▶ _PROBLEM TO SOLVE_
Report, in full, each line of the material below in which the string "localhost" occurs.
---- PROVIDED MATERIAL
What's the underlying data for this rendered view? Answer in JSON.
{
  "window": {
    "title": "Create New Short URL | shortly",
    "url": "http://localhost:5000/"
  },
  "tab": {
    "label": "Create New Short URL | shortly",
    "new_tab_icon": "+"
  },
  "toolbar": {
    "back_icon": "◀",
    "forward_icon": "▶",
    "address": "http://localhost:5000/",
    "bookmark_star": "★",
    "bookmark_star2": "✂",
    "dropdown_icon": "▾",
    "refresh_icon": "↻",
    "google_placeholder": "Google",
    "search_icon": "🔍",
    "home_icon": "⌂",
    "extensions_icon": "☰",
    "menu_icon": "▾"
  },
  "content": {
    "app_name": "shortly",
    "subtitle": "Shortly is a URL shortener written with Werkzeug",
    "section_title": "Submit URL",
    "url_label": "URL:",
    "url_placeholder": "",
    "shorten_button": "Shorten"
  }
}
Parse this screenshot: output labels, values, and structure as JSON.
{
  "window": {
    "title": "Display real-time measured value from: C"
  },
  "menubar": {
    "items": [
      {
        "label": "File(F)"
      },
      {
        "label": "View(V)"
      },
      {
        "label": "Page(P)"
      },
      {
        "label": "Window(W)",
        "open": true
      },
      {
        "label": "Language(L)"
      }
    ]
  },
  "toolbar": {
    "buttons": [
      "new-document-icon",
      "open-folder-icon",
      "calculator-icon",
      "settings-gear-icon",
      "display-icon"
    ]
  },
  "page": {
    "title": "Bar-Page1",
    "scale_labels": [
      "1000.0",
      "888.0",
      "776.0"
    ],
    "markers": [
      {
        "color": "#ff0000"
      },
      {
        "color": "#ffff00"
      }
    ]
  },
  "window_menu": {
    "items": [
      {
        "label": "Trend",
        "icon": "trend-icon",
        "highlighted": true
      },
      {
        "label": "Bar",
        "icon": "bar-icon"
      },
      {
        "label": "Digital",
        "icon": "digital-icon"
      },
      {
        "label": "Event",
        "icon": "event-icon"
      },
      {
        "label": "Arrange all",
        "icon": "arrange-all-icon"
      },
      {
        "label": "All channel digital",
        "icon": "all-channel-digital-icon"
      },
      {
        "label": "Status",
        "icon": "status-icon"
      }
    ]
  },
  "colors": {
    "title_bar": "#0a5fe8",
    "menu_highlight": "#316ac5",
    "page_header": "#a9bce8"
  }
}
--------
▶ _WRITTEN RESPONSE_
    "url": "http://localhost:5000/"
    "address": "http://localhost:5000/",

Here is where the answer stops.